EXERCISE DESCRIPTION – For each line of the data below that contains "Μητρώνυμο", return that line.

BEGIN EXERCISE INPUT

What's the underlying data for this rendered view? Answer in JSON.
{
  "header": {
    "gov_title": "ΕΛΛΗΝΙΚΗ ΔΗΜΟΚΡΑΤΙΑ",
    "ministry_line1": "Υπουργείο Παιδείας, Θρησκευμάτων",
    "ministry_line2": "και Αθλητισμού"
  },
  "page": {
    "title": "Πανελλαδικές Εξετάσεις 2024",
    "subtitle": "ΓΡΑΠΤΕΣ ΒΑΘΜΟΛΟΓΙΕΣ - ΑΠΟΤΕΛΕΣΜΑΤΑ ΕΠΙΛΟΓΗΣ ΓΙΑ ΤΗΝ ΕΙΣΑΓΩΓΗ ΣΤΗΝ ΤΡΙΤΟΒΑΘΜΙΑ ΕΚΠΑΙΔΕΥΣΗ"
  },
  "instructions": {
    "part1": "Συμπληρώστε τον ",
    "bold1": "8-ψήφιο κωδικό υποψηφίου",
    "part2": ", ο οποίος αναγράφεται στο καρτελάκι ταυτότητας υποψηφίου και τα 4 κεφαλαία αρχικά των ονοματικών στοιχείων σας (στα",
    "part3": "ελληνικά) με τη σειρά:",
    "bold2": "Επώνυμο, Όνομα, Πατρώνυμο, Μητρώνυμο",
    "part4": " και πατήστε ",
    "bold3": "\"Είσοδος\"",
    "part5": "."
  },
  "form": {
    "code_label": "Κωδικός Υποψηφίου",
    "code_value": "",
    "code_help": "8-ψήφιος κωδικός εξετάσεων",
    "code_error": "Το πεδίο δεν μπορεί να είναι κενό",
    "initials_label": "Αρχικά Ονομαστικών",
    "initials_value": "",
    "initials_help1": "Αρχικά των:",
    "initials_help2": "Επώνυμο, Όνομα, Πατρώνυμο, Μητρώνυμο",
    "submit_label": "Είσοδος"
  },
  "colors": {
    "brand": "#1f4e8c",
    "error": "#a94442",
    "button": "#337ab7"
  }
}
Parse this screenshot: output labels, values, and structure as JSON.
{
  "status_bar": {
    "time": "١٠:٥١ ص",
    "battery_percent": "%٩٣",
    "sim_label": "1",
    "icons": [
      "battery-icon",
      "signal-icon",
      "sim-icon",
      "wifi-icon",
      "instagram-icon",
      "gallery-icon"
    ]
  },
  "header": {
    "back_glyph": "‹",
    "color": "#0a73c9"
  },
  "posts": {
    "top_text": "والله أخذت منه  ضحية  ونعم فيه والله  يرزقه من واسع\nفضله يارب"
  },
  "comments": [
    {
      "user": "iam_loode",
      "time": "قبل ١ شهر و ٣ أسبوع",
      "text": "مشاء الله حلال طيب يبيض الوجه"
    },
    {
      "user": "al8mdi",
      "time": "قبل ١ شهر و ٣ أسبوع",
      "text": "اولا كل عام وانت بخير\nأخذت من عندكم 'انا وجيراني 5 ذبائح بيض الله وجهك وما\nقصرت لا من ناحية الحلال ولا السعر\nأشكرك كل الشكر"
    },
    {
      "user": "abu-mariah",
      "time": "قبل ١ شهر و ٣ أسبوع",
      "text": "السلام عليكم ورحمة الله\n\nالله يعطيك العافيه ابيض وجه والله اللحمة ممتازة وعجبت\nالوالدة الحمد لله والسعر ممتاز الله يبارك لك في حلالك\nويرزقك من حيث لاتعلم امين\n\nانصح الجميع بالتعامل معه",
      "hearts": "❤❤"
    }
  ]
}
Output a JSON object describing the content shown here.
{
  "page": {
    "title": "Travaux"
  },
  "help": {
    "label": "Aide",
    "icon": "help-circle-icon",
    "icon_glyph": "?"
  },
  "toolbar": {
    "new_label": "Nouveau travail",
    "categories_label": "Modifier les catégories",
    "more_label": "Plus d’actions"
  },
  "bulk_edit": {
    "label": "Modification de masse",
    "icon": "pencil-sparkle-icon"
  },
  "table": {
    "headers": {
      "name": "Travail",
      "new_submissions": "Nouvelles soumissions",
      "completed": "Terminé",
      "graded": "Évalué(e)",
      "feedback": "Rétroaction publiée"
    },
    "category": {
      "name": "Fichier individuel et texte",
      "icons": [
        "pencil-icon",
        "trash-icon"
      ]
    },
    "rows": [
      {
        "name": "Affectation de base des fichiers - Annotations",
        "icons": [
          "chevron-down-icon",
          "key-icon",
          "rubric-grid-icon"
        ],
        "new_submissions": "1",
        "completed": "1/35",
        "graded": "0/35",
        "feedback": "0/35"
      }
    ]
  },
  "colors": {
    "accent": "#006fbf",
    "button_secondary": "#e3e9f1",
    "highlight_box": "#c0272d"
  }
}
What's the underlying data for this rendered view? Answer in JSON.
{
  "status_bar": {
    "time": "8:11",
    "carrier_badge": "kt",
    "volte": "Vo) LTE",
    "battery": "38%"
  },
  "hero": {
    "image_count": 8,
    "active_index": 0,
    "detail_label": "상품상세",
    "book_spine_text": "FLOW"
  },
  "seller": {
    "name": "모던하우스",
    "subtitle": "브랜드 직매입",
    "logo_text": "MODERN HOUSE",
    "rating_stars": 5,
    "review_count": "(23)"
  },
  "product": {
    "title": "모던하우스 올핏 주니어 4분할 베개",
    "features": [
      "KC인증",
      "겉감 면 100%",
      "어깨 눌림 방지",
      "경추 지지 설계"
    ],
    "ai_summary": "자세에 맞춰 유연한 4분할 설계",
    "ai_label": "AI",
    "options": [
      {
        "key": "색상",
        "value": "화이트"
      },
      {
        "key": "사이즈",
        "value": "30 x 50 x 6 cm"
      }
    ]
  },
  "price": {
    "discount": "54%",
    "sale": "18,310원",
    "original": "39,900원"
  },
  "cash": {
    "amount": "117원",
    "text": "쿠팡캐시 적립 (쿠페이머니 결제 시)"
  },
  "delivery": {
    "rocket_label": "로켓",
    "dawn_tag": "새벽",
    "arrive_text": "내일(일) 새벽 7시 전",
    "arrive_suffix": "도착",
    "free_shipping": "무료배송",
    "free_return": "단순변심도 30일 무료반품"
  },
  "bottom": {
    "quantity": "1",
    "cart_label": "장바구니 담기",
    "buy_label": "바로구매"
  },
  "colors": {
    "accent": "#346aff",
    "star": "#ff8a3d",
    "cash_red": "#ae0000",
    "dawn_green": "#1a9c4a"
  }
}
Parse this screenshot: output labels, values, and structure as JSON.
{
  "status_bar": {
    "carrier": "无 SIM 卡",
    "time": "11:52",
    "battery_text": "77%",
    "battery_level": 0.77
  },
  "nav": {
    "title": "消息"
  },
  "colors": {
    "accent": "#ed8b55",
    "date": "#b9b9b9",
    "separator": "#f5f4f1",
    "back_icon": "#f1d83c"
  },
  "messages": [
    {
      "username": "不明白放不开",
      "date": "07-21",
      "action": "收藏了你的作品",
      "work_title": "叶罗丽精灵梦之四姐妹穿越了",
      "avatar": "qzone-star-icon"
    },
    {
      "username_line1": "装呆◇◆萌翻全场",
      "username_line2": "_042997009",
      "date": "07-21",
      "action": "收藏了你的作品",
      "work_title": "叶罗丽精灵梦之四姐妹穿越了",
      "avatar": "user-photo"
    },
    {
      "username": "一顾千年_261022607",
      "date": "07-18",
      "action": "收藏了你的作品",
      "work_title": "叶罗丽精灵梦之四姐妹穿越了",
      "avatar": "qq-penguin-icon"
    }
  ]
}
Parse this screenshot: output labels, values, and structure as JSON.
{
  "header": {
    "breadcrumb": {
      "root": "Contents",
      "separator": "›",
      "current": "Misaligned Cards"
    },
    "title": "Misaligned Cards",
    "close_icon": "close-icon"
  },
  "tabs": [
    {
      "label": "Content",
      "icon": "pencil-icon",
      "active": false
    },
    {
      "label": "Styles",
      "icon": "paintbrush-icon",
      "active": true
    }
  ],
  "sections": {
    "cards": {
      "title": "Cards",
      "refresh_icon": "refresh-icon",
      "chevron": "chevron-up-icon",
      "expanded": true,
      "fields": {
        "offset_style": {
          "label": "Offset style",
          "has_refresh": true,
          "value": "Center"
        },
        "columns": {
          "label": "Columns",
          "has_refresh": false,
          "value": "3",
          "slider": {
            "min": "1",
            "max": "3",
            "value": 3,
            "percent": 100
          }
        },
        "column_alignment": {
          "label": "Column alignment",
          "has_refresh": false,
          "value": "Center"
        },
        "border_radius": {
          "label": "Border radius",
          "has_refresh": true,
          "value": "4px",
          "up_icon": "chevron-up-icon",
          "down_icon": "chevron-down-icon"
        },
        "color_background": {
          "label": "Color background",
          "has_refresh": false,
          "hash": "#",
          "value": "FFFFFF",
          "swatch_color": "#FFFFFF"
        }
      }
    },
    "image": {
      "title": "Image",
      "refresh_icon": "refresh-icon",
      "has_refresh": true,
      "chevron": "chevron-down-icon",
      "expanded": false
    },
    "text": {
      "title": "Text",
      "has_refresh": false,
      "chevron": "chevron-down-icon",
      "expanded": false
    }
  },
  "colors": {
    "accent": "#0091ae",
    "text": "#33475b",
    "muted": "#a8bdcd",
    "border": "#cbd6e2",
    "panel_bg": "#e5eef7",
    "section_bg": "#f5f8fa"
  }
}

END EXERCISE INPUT

EXPECTED ANSWER –
    "bold2": "Επώνυμο, Όνομα, Πατρώνυμο, Μητρώνυμο",
    "initials_help2": "Επώνυμο, Όνομα, Πατρώνυμο, Μητρώνυμο",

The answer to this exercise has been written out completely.